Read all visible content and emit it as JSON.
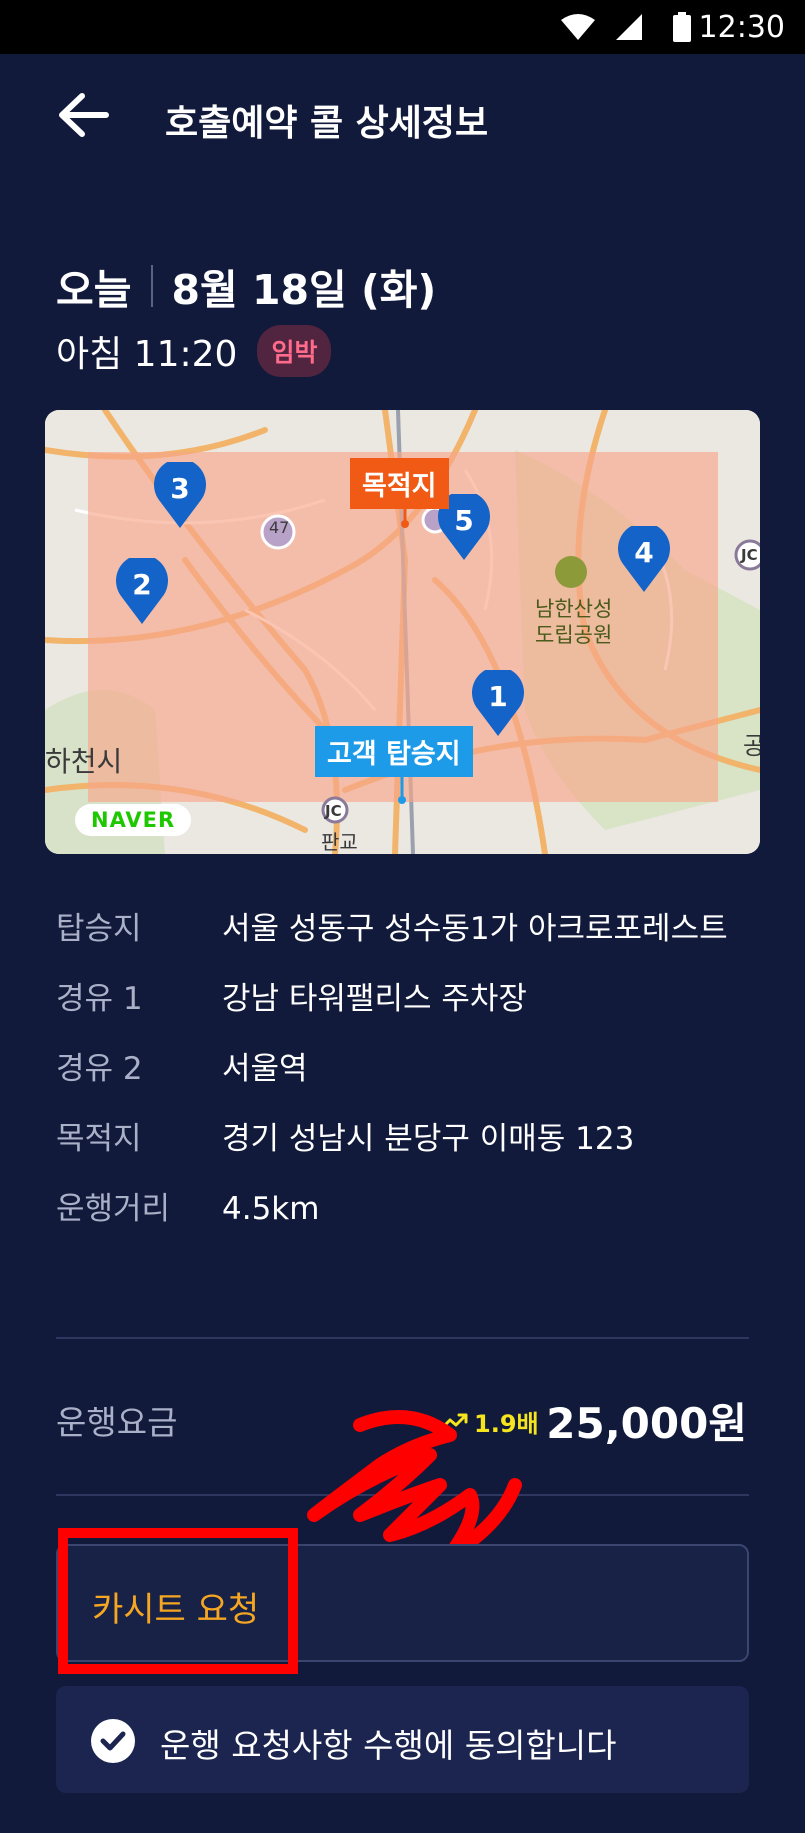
{
  "status_bar": {
    "time": "12:30"
  },
  "header": {
    "title": "호출예약 콜 상세정보"
  },
  "schedule": {
    "day": "오늘",
    "date": "8월 18일 (화)",
    "time": "아침 11:20",
    "badge": "임박"
  },
  "map": {
    "destination_label": "목적지",
    "pickup_label": "고객 탑승지",
    "pins": [
      "1",
      "2",
      "3",
      "4",
      "5"
    ],
    "park_label_line1": "남한산성",
    "park_label_line2": "도립공원",
    "city_label": "하천시",
    "jc_label": "JC",
    "road_number": "47",
    "pangyo_label": "판교",
    "edge_label": "공",
    "provider": "NAVER"
  },
  "trip": {
    "rows": [
      {
        "label": "탑승지",
        "value": "서울 성동구 성수동1가 아크로포레스트"
      },
      {
        "label": "경유 1",
        "value": "강남 타워팰리스 주차장"
      },
      {
        "label": "경유 2",
        "value": "서울역"
      },
      {
        "label": "목적지",
        "value": "경기 성남시 분당구 이매동 123"
      },
      {
        "label": "운행거리",
        "value": "4.5km"
      }
    ]
  },
  "fare": {
    "label": "운행요금",
    "multiplier": "1.9배",
    "amount": "25,000원"
  },
  "request": {
    "carseat_label": "카시트 요청"
  },
  "agreement": {
    "label": "운행 요청사항 수행에 동의합니다"
  },
  "colors": {
    "background": "#111a3b",
    "accent_orange": "#f5a623",
    "badge_text": "#ff6b8b",
    "multiplier": "#f6e51c",
    "pin_blue": "#1463c8",
    "destination_orange": "#f05a14",
    "pickup_blue": "#1d9be8"
  },
  "icons": [
    "wifi-icon",
    "signal-icon",
    "battery-icon",
    "back-arrow-icon",
    "surge-arrow-icon",
    "check-icon",
    "map-pin-icon",
    "park-icon"
  ]
}
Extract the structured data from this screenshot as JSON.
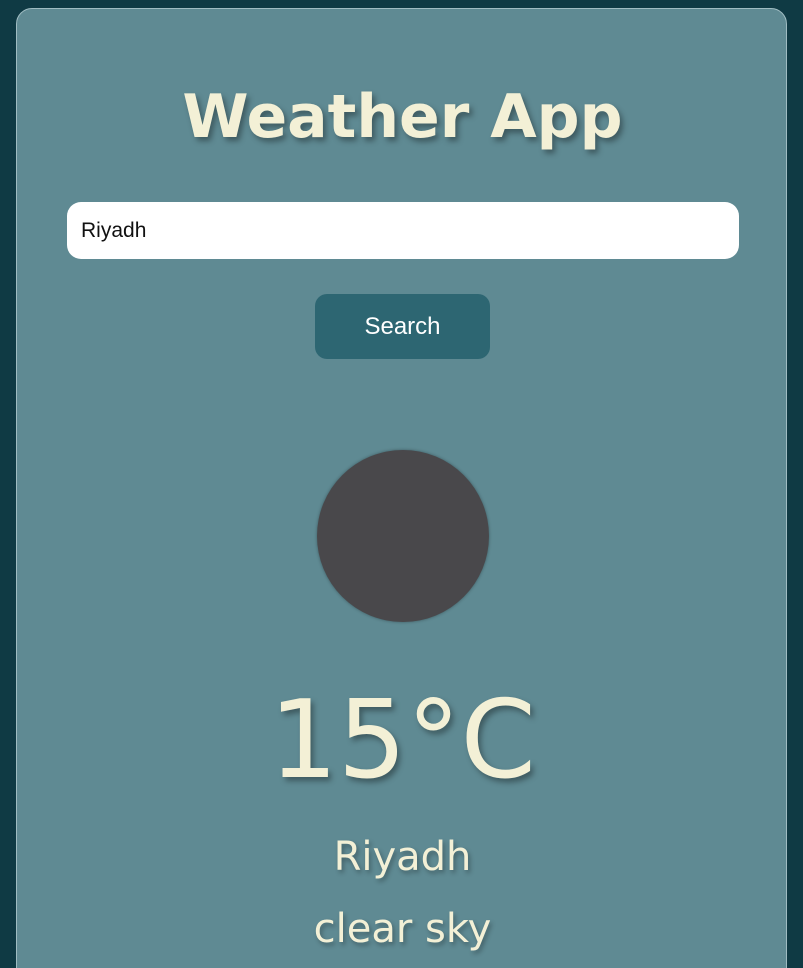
{
  "app": {
    "title": "Weather App"
  },
  "search": {
    "value": "Riyadh",
    "button_label": "Search"
  },
  "weather": {
    "icon": "weather-icon-placeholder",
    "temperature": "15°C",
    "city": "Riyadh",
    "description": "clear sky"
  },
  "colors": {
    "page_background": "#0f3a44",
    "card_background": "#5f8a93",
    "text_accent": "#f3f0d6",
    "button_background": "#2d6672",
    "icon_placeholder": "#49484b"
  }
}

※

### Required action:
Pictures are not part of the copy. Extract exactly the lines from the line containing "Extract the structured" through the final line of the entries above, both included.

### Problem solution:
Extract the structured data from this screenshot as JSON.
{
  "app": {
    "title": "Weather App"
  },
  "search": {
    "value": "Riyadh",
    "button_label": "Search"
  },
  "weather": {
    "icon": "weather-icon-placeholder",
    "temperature": "15°C",
    "city": "Riyadh",
    "description": "clear sky"
  },
  "colors": {
    "page_background": "#0f3a44",
    "card_background": "#5f8a93",
    "text_accent": "#f3f0d6",
    "button_background": "#2d6672",
    "icon_placeholder": "#49484b"
  }
}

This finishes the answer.